• _THE PROBLEM_: Could you show all lines in the entries below that contain the string "updated"?
INPUT RECORDS section start
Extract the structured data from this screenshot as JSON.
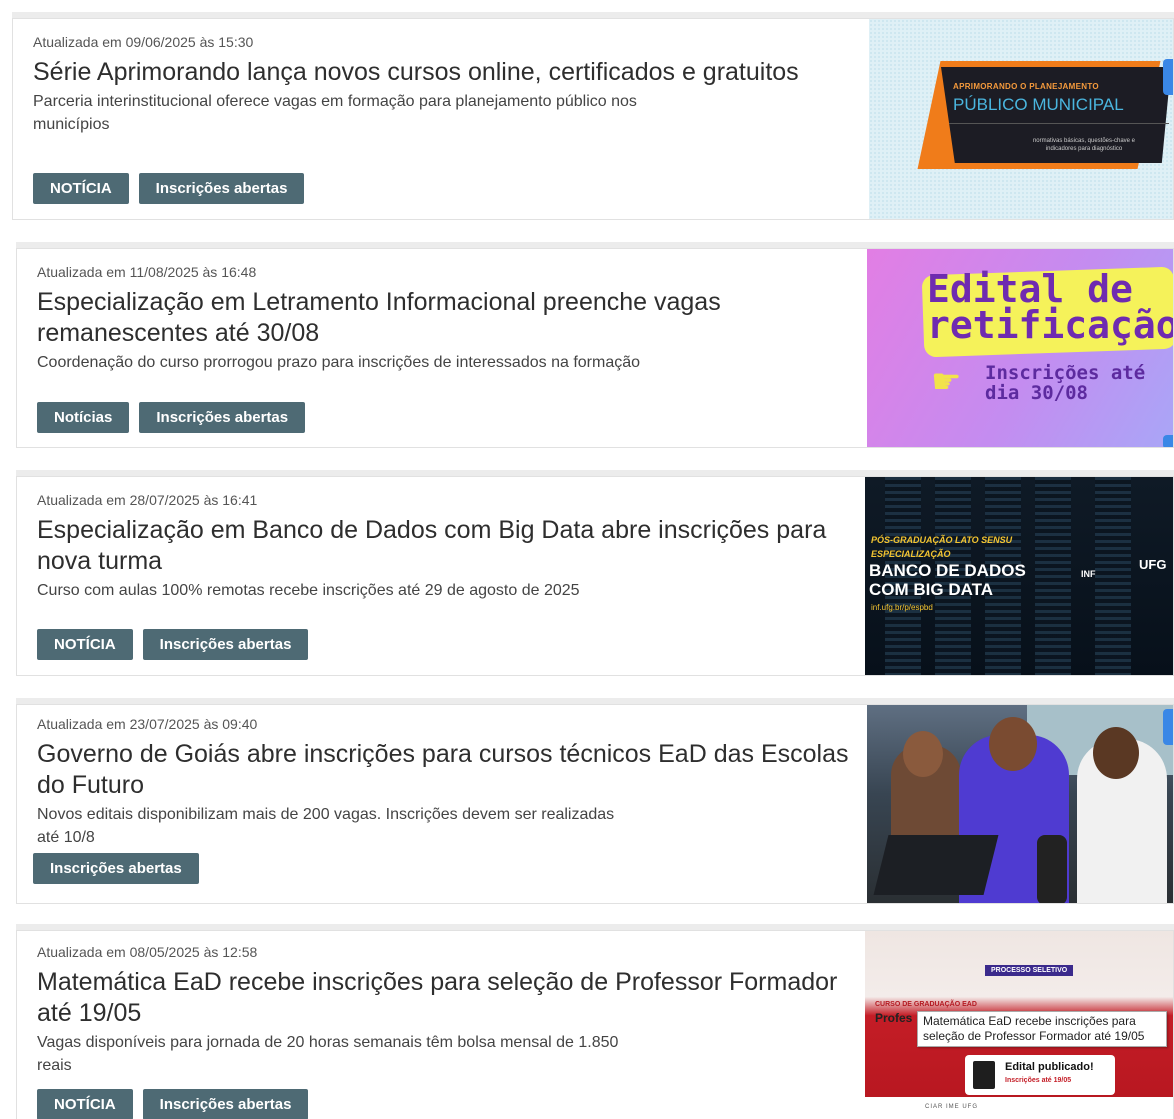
{
  "news": [
    {
      "updated": "Atualizada em 09/06/2025 às 15:30",
      "title": "Série Aprimorando lança novos cursos online, certificados e gratuitos",
      "summary": "Parceria interinstitucional oferece vagas em formação para planejamento público nos municípios",
      "tags": [
        "NOTÍCIA",
        "Inscrições abertas"
      ],
      "image": {
        "line1": "APRIMORANDO O PLANEJAMENTO",
        "line2": "PÚBLICO MUNICIPAL",
        "line3": "normativas básicas, questões-chave e indicadores para diagnóstico"
      }
    },
    {
      "updated": "Atualizada em 11/08/2025 às 16:48",
      "title": "Especialização em Letramento Informacional preenche vagas remanescentes até 30/08",
      "summary": "Coordenação do curso prorrogou prazo para inscrições de interessados na formação",
      "tags": [
        "Notícias",
        "Inscrições abertas"
      ],
      "image": {
        "heading": "Edital de retificação",
        "sub": "Inscrições até dia 30/08",
        "hand": "☛"
      }
    },
    {
      "updated": "Atualizada em 28/07/2025 às 16:41",
      "title": "Especialização em Banco de Dados com Big Data abre inscrições para nova turma",
      "summary": "Curso com aulas 100% remotas recebe inscrições até 29 de agosto de 2025",
      "tags": [
        "NOTÍCIA",
        "Inscrições abertas"
      ],
      "image": {
        "line1": "PÓS-GRADUAÇÃO LATO SENSU",
        "line2": "ESPECIALIZAÇÃO",
        "line3": "BANCO DE DADOS COM BIG DATA",
        "line4": "inf.ufg.br/p/espbd",
        "inf": "INF",
        "ufg": "UFG"
      }
    },
    {
      "updated": "Atualizada em 23/07/2025 às 09:40",
      "title": "Governo de Goiás abre inscrições para cursos técnicos EaD das Escolas do Futuro",
      "summary": "Novos editais disponibilizam mais de 200 vagas. Inscrições devem ser realizadas até 10/8",
      "tags": [
        "Inscrições abertas"
      ]
    },
    {
      "updated": "Atualizada em 08/05/2025 às 12:58",
      "title": "Matemática EaD recebe inscrições para seleção de Professor Formador até 19/05",
      "summary": "Vagas disponíveis para jornada de 20 horas semanais têm bolsa mensal de 1.850 reais",
      "tags": [
        "NOTÍCIA",
        "Inscrições abertas"
      ],
      "image": {
        "badge": "PROCESSO SELETIVO",
        "course": "CURSO DE GRADUAÇÃO EAD",
        "prof": "Profes",
        "tooltip": "Matemática EaD recebe inscrições para seleção de Professor Formador até 19/05",
        "pub1": "Edital publicado!",
        "pub2": "Inscrições até 19/05",
        "logos": "CIAR IME UFG"
      }
    }
  ]
}
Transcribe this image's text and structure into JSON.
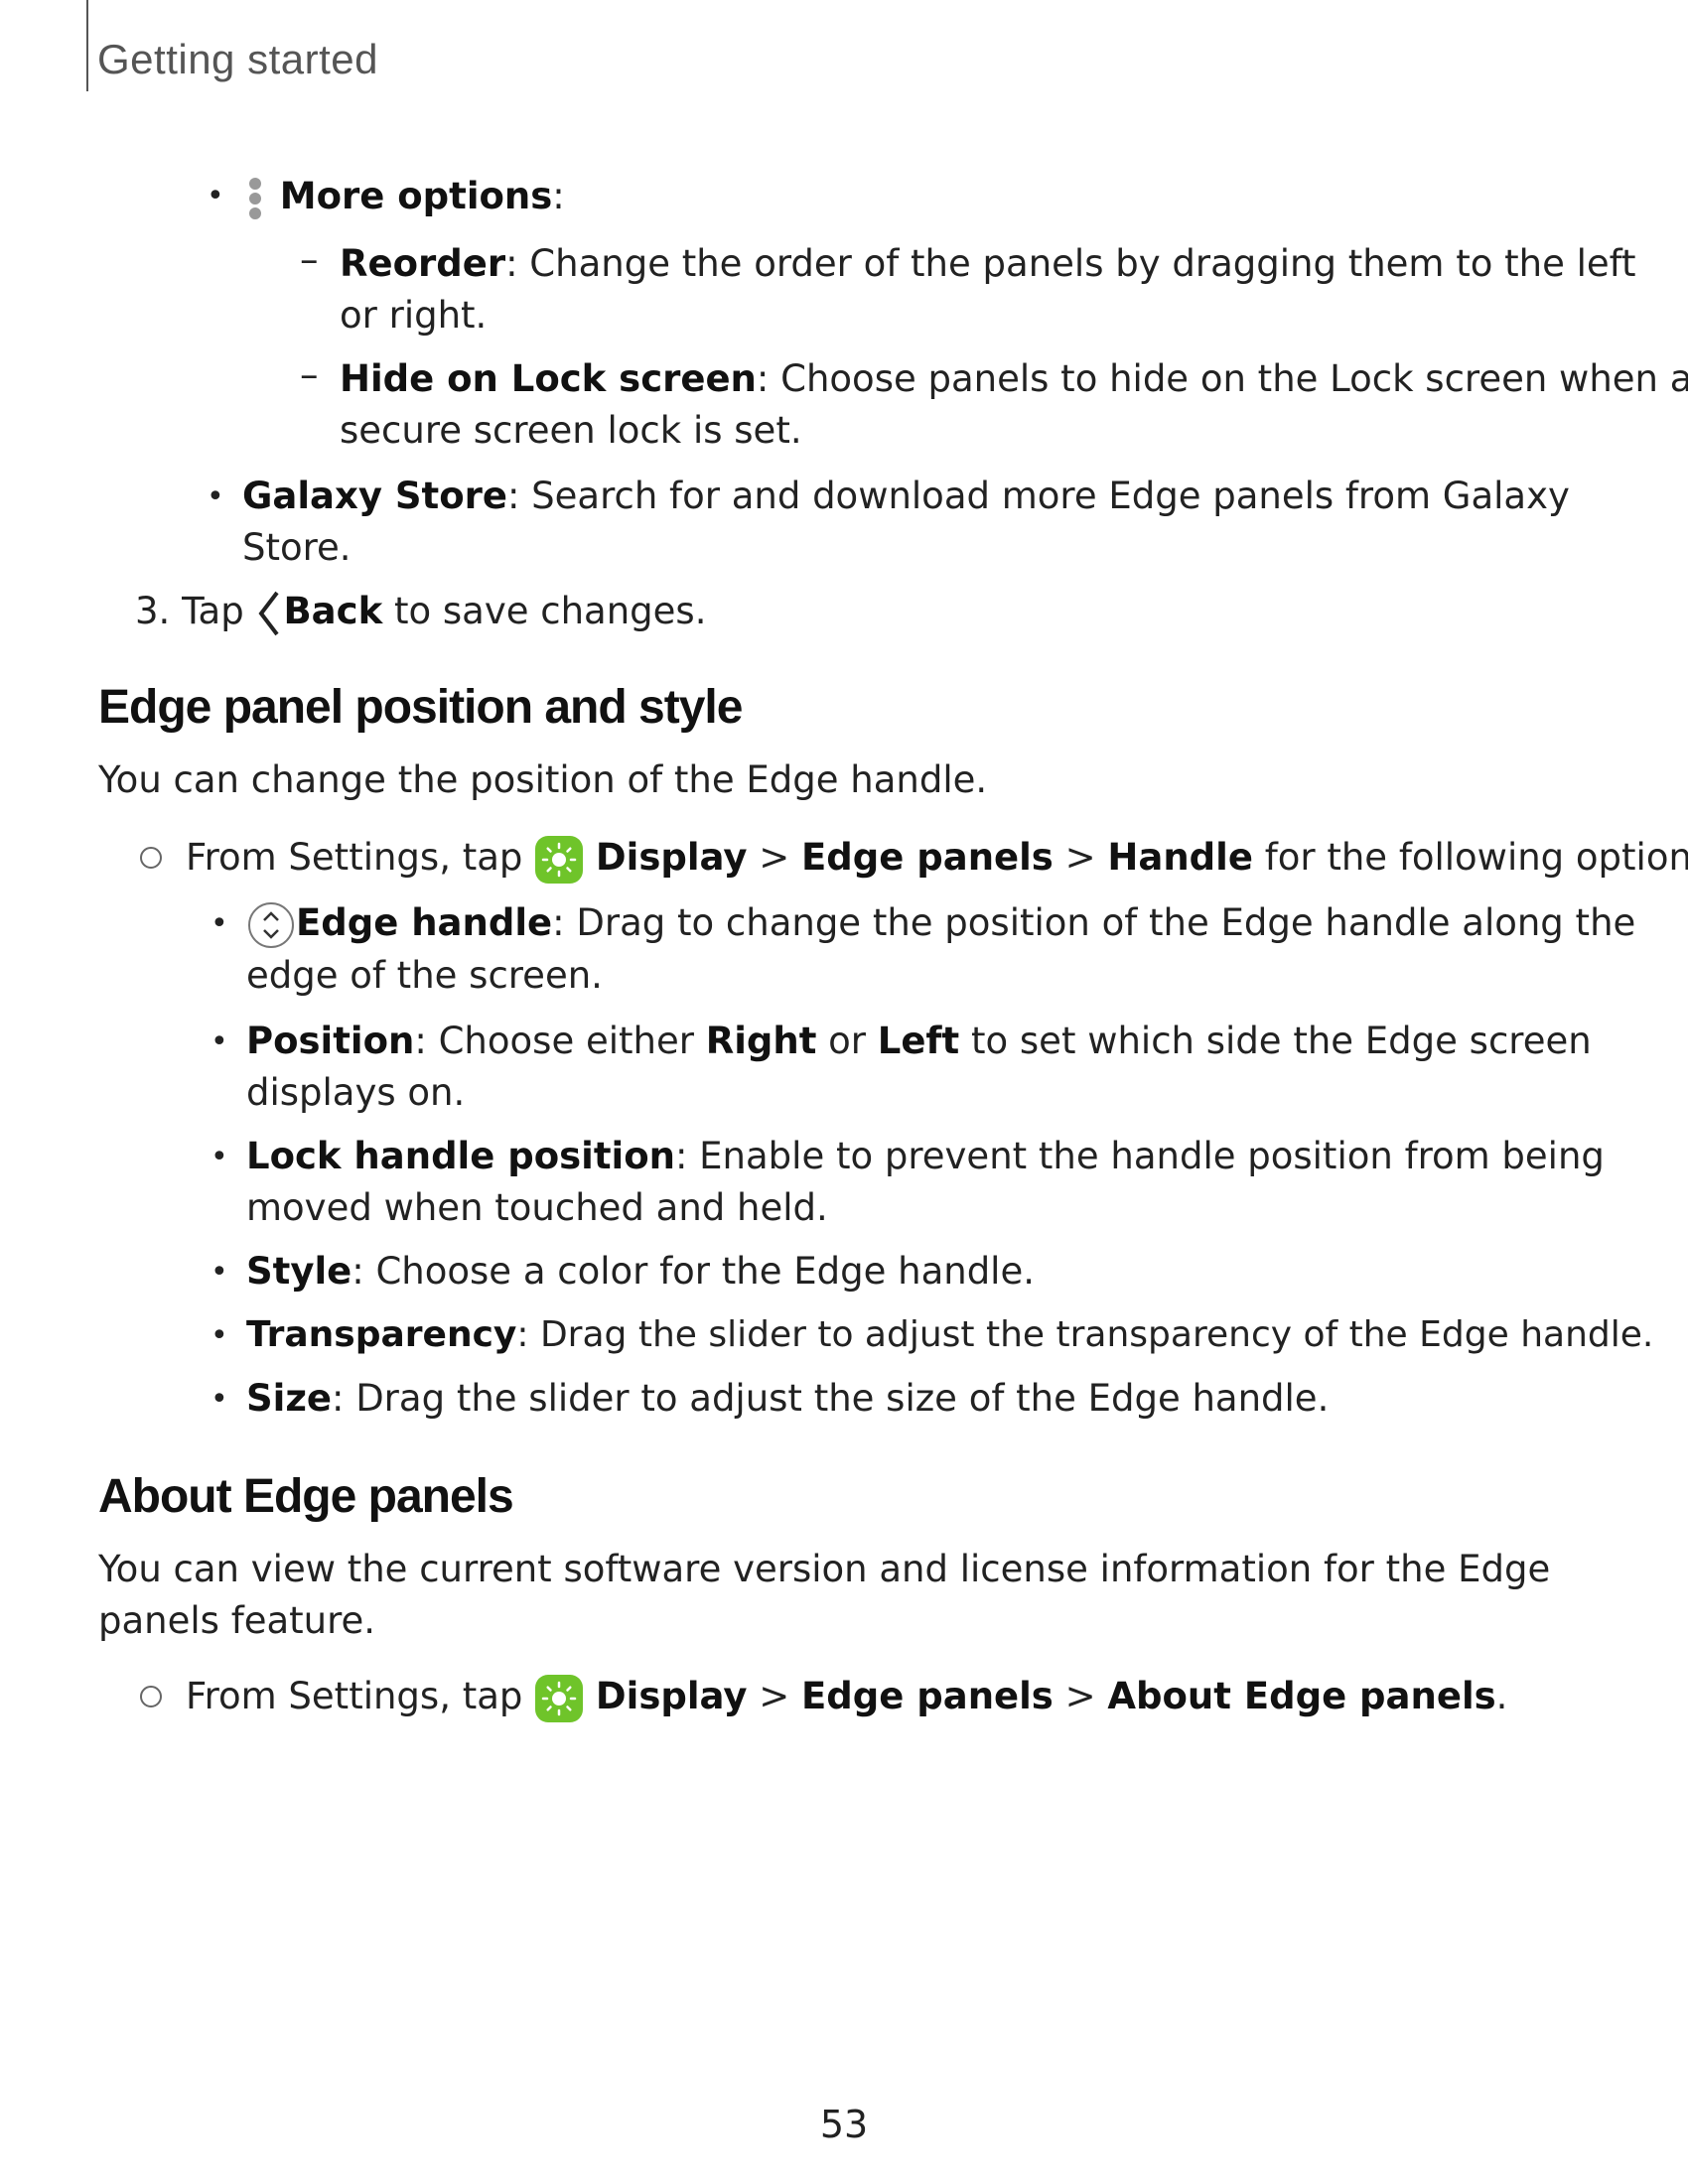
{
  "header": {
    "section": "Getting started"
  },
  "more_options": {
    "label": "More options",
    "colon": ":",
    "icon": "more-options-icon",
    "items": [
      {
        "term": "Reorder",
        "line1": ": Change the order of the panels by dragging them to the left",
        "line2": "or right."
      },
      {
        "term": "Hide on Lock screen",
        "line1": ": Choose panels to hide on the Lock screen when a",
        "line2": "secure screen lock is set."
      }
    ]
  },
  "galaxy_store": {
    "term": "Galaxy Store",
    "line1": ": Search for and download more Edge panels from Galaxy",
    "line2": "Store."
  },
  "step3": {
    "number": "3.",
    "tap": "Tap",
    "back": "Back",
    "rest": "to save changes.",
    "icon": "back-chevron-icon"
  },
  "section_position": {
    "heading": "Edge panel position and style",
    "intro": "You can change the position of the Edge handle.",
    "instruction": {
      "prefix": "From Settings, tap",
      "display": "Display",
      "sep": ">",
      "edge_panels": "Edge panels",
      "handle": "Handle",
      "suffix": "for the following options:",
      "icon": "display-settings-icon"
    },
    "options": [
      {
        "term": "Edge handle",
        "line1": ": Drag to change the position of the Edge handle along the",
        "line2": "edge of the screen.",
        "icon": "edge-handle-icon"
      },
      {
        "term": "Position",
        "p1": ": Choose either ",
        "right": "Right",
        "or": " or ",
        "left": "Left",
        "p2": " to set which side the Edge screen",
        "line2": "displays on."
      },
      {
        "term": "Lock handle position",
        "line1": ": Enable to prevent the handle position from being",
        "line2": "moved when touched and held."
      },
      {
        "term": "Style",
        "line1": ": Choose a color for the Edge handle."
      },
      {
        "term": "Transparency",
        "line1": ": Drag the slider to adjust the transparency of the Edge handle."
      },
      {
        "term": "Size",
        "line1": ": Drag the slider to adjust the size of the Edge handle."
      }
    ]
  },
  "section_about": {
    "heading": "About Edge panels",
    "intro_line1": "You can view the current software version and license information for the Edge",
    "intro_line2": "panels feature.",
    "instruction": {
      "prefix": "From Settings, tap",
      "display": "Display",
      "sep": ">",
      "edge_panels": "Edge panels",
      "about": "About Edge panels",
      "end": "."
    }
  },
  "footer": {
    "page_number": "53"
  },
  "colors": {
    "display_icon_bg": "#6fc42a",
    "text": "#222222"
  }
}
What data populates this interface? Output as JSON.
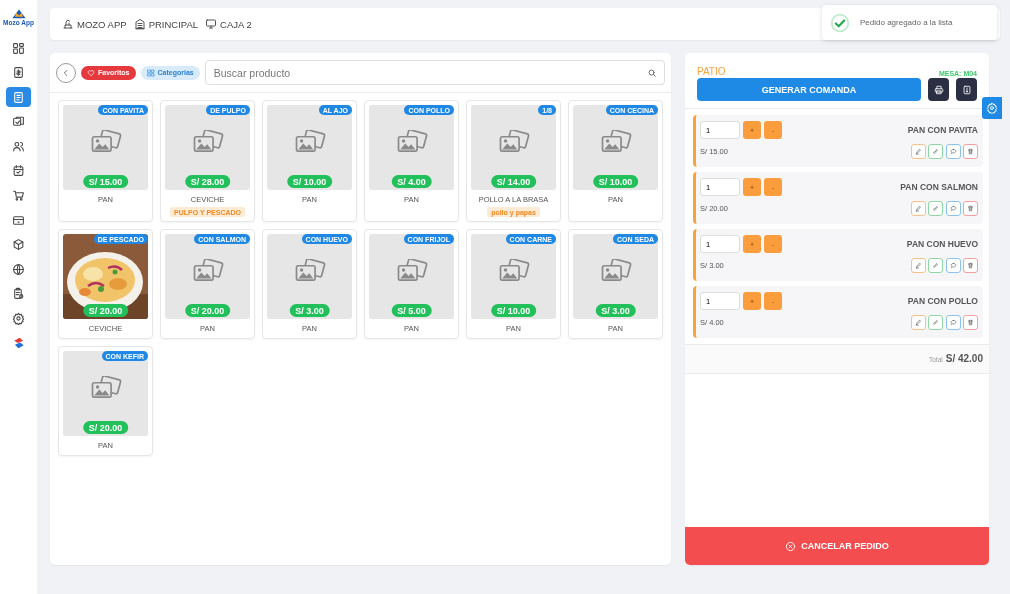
{
  "sidebar": {
    "logo_text": "Mozo App",
    "items": [
      {
        "selected": false
      },
      {
        "selected": false
      },
      {
        "selected": true
      },
      {
        "selected": false
      },
      {
        "selected": false
      },
      {
        "selected": false
      },
      {
        "selected": false
      },
      {
        "selected": false
      },
      {
        "selected": false
      },
      {
        "selected": false
      },
      {
        "selected": false
      },
      {
        "selected": false
      },
      {
        "selected": false
      }
    ]
  },
  "breadcrumb": [
    {
      "label": "MOZO APP"
    },
    {
      "label": "PRINCIPAL"
    },
    {
      "label": "CAJA 2"
    }
  ],
  "toast": {
    "message": "Pedido agregado a la lista"
  },
  "catalog": {
    "filters": [
      {
        "kind": "favorites",
        "label": "Favoritos"
      },
      {
        "kind": "categories",
        "label": "Categorias"
      }
    ],
    "search": {
      "placeholder": "Buscar producto"
    },
    "products": [
      {
        "badge": "CON PAVITA",
        "price": "S/ 15.00",
        "name": "PAN"
      },
      {
        "badge": "DE PULPO",
        "price": "S/ 28.00",
        "name": "CEVICHE",
        "tag": "PULPO Y PESCADO"
      },
      {
        "badge": "AL AJO",
        "price": "S/ 10.00",
        "name": "PAN"
      },
      {
        "badge": "CON POLLO",
        "price": "S/ 4.00",
        "name": "PAN"
      },
      {
        "badge": "1/8",
        "price": "S/ 14.00",
        "name": "POLLO A LA BRASA",
        "tag": "pollo y papas"
      },
      {
        "badge": "CON CECINA",
        "price": "S/ 10.00",
        "name": "PAN"
      },
      {
        "badge": "DE PESCADO",
        "price": "S/ 20.00",
        "name": "CEVICHE",
        "kind": "picture"
      },
      {
        "badge": "CON SALMON",
        "price": "S/ 20.00",
        "name": "PAN"
      },
      {
        "badge": "CON HUEVO",
        "price": "S/ 3.00",
        "name": "PAN"
      },
      {
        "badge": "CON FRIJOL",
        "price": "S/ 5.00",
        "name": "PAN"
      },
      {
        "badge": "CON CARNE",
        "price": "S/ 10.00",
        "name": "PAN"
      },
      {
        "badge": "CON SEDA",
        "price": "S/ 3.00",
        "name": "PAN"
      },
      {
        "badge": "CON KEFIR",
        "price": "S/ 20.00",
        "name": "PAN"
      }
    ]
  },
  "order": {
    "area": "PATIO",
    "table": "MESA: M04",
    "generate_button": "GENERAR COMANDA",
    "items": [
      {
        "quantity": "1",
        "increase": "+",
        "decrease": "-",
        "name": "PAN CON PAVITA",
        "price": "S/ 15.00"
      },
      {
        "quantity": "1",
        "increase": "+",
        "decrease": "-",
        "name": "PAN CON SALMON",
        "price": "S/ 20.00"
      },
      {
        "quantity": "1",
        "increase": "+",
        "decrease": "-",
        "name": "PAN CON HUEVO",
        "price": "S/ 3.00"
      },
      {
        "quantity": "1",
        "increase": "+",
        "decrease": "-",
        "name": "PAN CON POLLO",
        "price": "S/ 4.00"
      }
    ],
    "total_label": "Total",
    "total": "S/ 42.00",
    "cancel_button": "CANCELAR PEDIDO"
  }
}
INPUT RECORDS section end
• _SOLUTION TO THIS EXERCISE_:
      "updated": "Atualizada em 09/06/2025 às 15:30",
      "updated": "Atualizada em 11/08/2025 às 16:48",
      "updated": "Atualizada em 28/07/2025 às 16:41",
      "updated": "Atualizada em 23/07/2025 às 09:40",
      "updated": "Atualizada em 08/05/2025 às 12:58",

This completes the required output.